We have more than 6000 people working in engineering (in India), and more than 4000 of them are working in software development~
Q. What is the next level of your head up display in terms of value or information that it will offer without distracting the driver?
The main evolution for us is to map virtual information to the real environment, to put elements in perspective, to help the driver look ahead and to recognize objects, to direct his attention to some elements and enhance safety, in a way that doesn’t fill the driver’s mind with useless information. What it means is that to put the right intelligence into the HMI (Human Machine Interface) system.
For example, you may not be the same when you drive in the morning feeling fresh or in the evening, when you may be tired. Or say, it’s a weekend. We are also thinking and looking at a system where we can understand the situation of the driver by monitoring the driver, and then adapt and provide appropriate insight depending on the time the driver is in the car. With these elements we will make the personalization precise, and valuable.
Q. All these developments in displays are good in terms of technology, but there is also another viewpoint which says that there should be a line drawn to ensure that it does not end up compromising safety of the passengers, or pedestrians because driver distraction could be potentially fatal.
It cannot be that being a leader in terms of passive and active safety, we leave the door open for distraction while driving. And therefore, all systems, and we continue to invest also massively in ADAS (Advanced Driver Assistance System) functions. And Level 2 to enhance security into the car through our vehicle dynamic solution braking system as well, where we continue to invest to increase the car’s passive safety.
We are also now using the power of artificial intelligence with what we call driver information where we can recognize drowsiness. We can also check the hands of the driver. And if something goes wrong, to stop the car. Something we are promoting as innovation is to prevent people looking at their mobile phone while driving and giving advice not to do so, or taking measures to keep the car safe. In all of these, information is extremely important.
Q. In India autonomous driving is a relatively new phenomenon in the availability of ADAS features in volume segment vehicles. How do you see the adoption of autonomous driving technology in markets like India?
We have conducted a study this year to understand the expectations of end-customers. The respondents, about 6000 people, say that is also valid for India, ‘yes, safety, we are ready to invest in additional safety and we do see the power of autonomous mobility, but we need of course to balance that and we expect the industry to make improvements to make it affordable’.
That means technology, but affordable. And that is extremely important for us and we are always looking at when technology reaches a point of democratisation, where we can go to a mass market. We are in the process, especially with the colleagues of Bengaluru, to make solutions that are affordable for the market step by step. But looking at the infrastructure in India, I think we have an interesting situation because there are of course a lot of use cases, you probably only see in India.

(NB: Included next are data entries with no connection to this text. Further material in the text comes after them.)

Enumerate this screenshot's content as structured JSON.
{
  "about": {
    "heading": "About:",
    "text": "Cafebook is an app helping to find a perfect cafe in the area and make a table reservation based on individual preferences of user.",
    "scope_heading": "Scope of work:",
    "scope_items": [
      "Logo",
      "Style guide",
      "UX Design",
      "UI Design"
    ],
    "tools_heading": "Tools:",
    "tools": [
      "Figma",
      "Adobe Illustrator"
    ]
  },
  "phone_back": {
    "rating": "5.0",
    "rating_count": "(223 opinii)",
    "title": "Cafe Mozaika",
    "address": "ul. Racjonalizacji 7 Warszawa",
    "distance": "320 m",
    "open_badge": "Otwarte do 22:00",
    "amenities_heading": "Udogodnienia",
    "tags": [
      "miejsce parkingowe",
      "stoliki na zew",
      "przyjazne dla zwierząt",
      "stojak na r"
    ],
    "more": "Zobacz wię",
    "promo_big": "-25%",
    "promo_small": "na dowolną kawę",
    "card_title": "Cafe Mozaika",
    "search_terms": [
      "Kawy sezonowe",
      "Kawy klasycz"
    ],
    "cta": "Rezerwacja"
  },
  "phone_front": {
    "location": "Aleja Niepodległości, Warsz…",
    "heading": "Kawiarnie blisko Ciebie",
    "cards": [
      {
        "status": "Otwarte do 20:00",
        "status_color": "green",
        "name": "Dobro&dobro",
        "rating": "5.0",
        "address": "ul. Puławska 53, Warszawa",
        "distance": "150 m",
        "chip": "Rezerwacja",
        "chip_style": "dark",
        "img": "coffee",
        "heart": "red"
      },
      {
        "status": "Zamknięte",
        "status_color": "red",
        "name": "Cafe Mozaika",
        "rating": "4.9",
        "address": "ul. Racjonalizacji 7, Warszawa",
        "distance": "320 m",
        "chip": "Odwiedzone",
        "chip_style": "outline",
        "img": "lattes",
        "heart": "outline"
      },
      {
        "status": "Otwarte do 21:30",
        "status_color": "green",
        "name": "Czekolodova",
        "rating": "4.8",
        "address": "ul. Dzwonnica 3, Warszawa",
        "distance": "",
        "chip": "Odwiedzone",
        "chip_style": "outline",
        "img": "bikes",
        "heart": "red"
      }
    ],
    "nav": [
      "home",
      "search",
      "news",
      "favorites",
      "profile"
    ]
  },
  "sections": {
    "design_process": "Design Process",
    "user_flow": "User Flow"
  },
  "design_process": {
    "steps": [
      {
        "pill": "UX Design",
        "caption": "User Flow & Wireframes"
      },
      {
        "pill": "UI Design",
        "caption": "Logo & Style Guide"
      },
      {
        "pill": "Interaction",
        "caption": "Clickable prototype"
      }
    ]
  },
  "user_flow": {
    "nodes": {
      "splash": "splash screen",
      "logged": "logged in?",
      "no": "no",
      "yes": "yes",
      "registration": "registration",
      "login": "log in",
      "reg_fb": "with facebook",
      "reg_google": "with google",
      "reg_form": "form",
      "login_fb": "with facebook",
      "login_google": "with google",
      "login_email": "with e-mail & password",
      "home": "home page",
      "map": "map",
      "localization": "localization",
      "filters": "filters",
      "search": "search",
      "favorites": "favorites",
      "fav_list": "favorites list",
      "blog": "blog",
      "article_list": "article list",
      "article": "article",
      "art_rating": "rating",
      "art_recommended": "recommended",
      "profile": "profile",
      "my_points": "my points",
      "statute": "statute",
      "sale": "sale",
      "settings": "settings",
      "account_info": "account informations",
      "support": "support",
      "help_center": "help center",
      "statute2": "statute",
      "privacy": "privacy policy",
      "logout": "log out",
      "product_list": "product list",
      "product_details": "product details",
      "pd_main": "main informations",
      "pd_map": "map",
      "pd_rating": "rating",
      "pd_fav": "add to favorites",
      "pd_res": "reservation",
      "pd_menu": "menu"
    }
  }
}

Mastering this in terms of complexity, drivers, driving conditions, cohabitation of two wheelers, three wheelers, four wheelers, buses and trucks, are for us a playground to develop the technology. And it’s not a surprise that we have extremely strong teams working on these components and technology, also out of Bengaluru, for the big OEMs locally, and also for Continental’s global portfolio by offering this technology abroad.